While you’re here, maybe check to see if there are any additional Windows updates you can install. It’s a long shot, but perhaps something has arrived that could fix whatever issues your Windows installation is struggling to deal with. And since you’re using Boot Camp to run Windows on your Mac, pull up Apple Software Update and make sure there aren’t any new drivers or updates to install.
Finally, try reinstalling Boot Camp’s Windows Support Drivers, which might magically cure whatever is causing your system to blue screen upon launch. There’s no guarantee this will fix things, but it’s worth exploring before you take more drastic measures.
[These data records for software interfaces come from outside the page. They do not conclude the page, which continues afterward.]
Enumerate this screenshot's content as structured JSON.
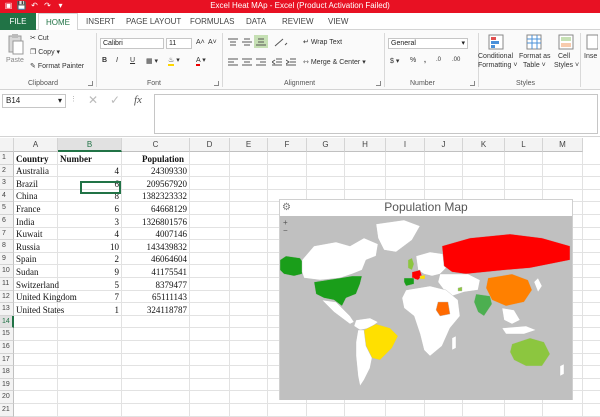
{
  "window": {
    "title": "Excel Heat MAp -  Excel (Product Activation Failed)"
  },
  "ribbon": {
    "tabs": [
      "FILE",
      "HOME",
      "INSERT",
      "PAGE LAYOUT",
      "FORMULAS",
      "DATA",
      "REVIEW",
      "VIEW"
    ],
    "clipboard": {
      "paste": "Paste",
      "cut": "Cut",
      "copy": "Copy",
      "format_painter": "Format Painter",
      "label": "Clipboard"
    },
    "font": {
      "name": "Calibri",
      "size": "11",
      "bold": "B",
      "italic": "I",
      "underline": "U",
      "grow": "A˄",
      "shrink": "A˅",
      "color_a": "A",
      "label": "Font"
    },
    "alignment": {
      "wrap": "Wrap Text",
      "merge": "Merge & Center",
      "label": "Alignment"
    },
    "number": {
      "format": "General",
      "currency": "$",
      "percent": "%",
      "comma": ",",
      "inc": ".0",
      "dec": ".00",
      "label": "Number"
    },
    "styles": {
      "conditional": "Conditional",
      "conditional2": "Formatting ˅",
      "format_as": "Format as",
      "format_as2": "Table ˅",
      "cell": "Cell",
      "cell2": "Styles ˅",
      "label": "Styles"
    },
    "insert": "Inse"
  },
  "formula_bar": {
    "name_box": "B14",
    "fx": "fx",
    "content": ""
  },
  "sheet": {
    "columns": [
      "A",
      "B",
      "C",
      "D",
      "E",
      "F",
      "G",
      "H",
      "I",
      "J",
      "K",
      "L",
      "M"
    ],
    "rows": [
      "1",
      "2",
      "3",
      "4",
      "5",
      "6",
      "7",
      "8",
      "9",
      "10",
      "11",
      "12",
      "13",
      "14",
      "15",
      "16",
      "17",
      "18",
      "19",
      "20",
      "21"
    ],
    "headers": [
      "Country",
      "Number",
      "Population"
    ],
    "data": [
      [
        "Australia",
        "4",
        "24309330"
      ],
      [
        "Brazil",
        "6",
        "209567920"
      ],
      [
        "China",
        "8",
        "1382323332"
      ],
      [
        "France",
        "6",
        "64668129"
      ],
      [
        "India",
        "3",
        "1326801576"
      ],
      [
        "Kuwait",
        "4",
        "4007146"
      ],
      [
        "Russia",
        "10",
        "143439832"
      ],
      [
        "Spain",
        "2",
        "46064604"
      ],
      [
        "Sudan",
        "9",
        "41175541"
      ],
      [
        "Switzerland",
        "5",
        "8379477"
      ],
      [
        "United Kingdom",
        "7",
        "65111143"
      ],
      [
        "United States",
        "1",
        "324118787"
      ]
    ]
  },
  "map": {
    "title": "Population Map",
    "gear": "⚙",
    "zoom_in": "+",
    "zoom_out": "−",
    "colors": {
      "ocean": "#c0c0c0",
      "land": "#ffffff",
      "russia": "#ff0000",
      "china": "#ff8000",
      "us": "#1a9e1a",
      "canada_alaska": "#1a9e1a",
      "australia": "#8cc63f",
      "brazil": "#ffe000",
      "india": "#4caf50",
      "sudan": "#ff6a00"
    }
  }
}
While you’re in Windows, you can also open up an elevated command prompt (search for “Command Prompt” in the Start Menu, right click on it, and select “Run as administrator”). From there, try running a simple “chkdsk /f” to conform there aren’t any issues with your file system. You can also try “chkdsk /r /f” for a much more thorough analysis and fixing process, but it’ll take a lot longer. If your hard drive is failing and that’s the reason behind your Windows issues, it’s also possible you might not get any additional information from chkdsk. You’ll want to use some other techniques to confirm you’re ok (or headed toward disaster).
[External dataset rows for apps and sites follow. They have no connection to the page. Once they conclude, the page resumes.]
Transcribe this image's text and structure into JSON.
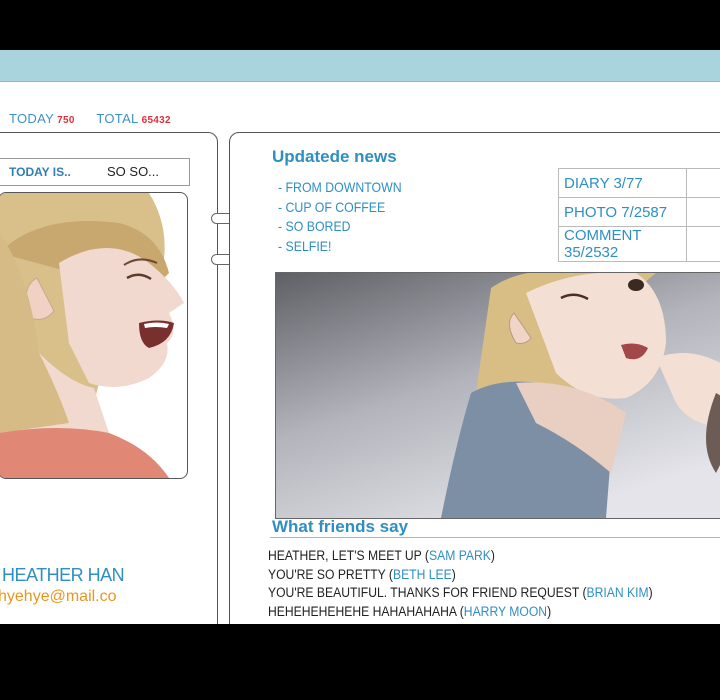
{
  "counter": {
    "today_label": "TODAY",
    "today_value": "750",
    "total_label": "TOTAL",
    "total_value": "65432"
  },
  "profile": {
    "today_is_label": "TODAY IS..",
    "mood": "SO SO...",
    "name": "HEATHER HAN",
    "email": "hyehye@mail.co"
  },
  "news": {
    "title": "Updatede news",
    "items": [
      "- FROM DOWNTOWN",
      "- CUP OF COFFEE",
      "- SO BORED",
      "- SELFIE!"
    ]
  },
  "stats": {
    "diary": "DIARY 3/77",
    "photo": "PHOTO 7/2587",
    "comment": "COMMENT 35/2532"
  },
  "friends": {
    "title": "What friends say",
    "comments": [
      {
        "text": "HEATHER, LET'S MEET UP (",
        "name": "SAM PARK",
        "close": ")"
      },
      {
        "text": "YOU'RE SO PRETTY (",
        "name": "BETH LEE",
        "close": ")"
      },
      {
        "text": "YOU'RE BEAUTIFUL. THANKS FOR FRIEND REQUEST (",
        "name": "BRIAN KIM",
        "close": ")"
      },
      {
        "text": "HEHEHEHEHEHE HAHAHAHAHA (",
        "name": "HARRY MOON",
        "close": ")"
      }
    ]
  },
  "colors": {
    "accent": "#2f8fc1",
    "topbar": "#a9d4dd",
    "count_red": "#e0303a",
    "email_orange": "#e8961e"
  }
}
You can also run “sfc /verifyonly” followed by “sfc /scannow” in the same elevated command prompt. If the first command found any corruption in your Windows system files, the second command should fix them.
Once you’ve finished this, consider pulling up the Windows Troubleshooter. Pull up the old-school Control Panel (via the Start Menu) and select Troubleshooting. Then, click on “Fix problems with Windows Update,” and see what the utility finds (if anything!)
Finally, click on your Start Menu, click on the Power icon, hold down the Shift key on your keyboard, and click on Restart. This should boot you into Windows 10’s Advanced Startup options menu. Click on Troubleshoot, click on Advanced options, and try using the Startup Repair option to see if that can solve your Windows problem.
If all else fails, then a wipe and restore might be your best option. Save all your critical Windows 10 files to a flash drive or cloud storage, then launch macOS and use Boot Camp Assistant to remove your Windows OS. Use Microsoft’s Media Creation Tool to download a new, fresh .ISO of Windows 10, and then use Boot Camp to reinstall that on your Mac. Once Windows is up and running, make sure you’ve installed any updates from Apple (the aforementioned Windows Support Drivers and Apple Software Update) first, then install all the WIndows Updates Microsoft offers, then start putting your files and apps back on your system once you’ve verified that everything feels right.
Don’t worry; it takes a lot less time than it sounds like.
Do you have a tech question keeping you up at night? Tired of troubleshooting your Windows or Mac? Looking for advice on apps, browser extensions, or utilities to accomplish a particular task? Let us know! Tell us in the comments below or email firstname.lastname@example.org.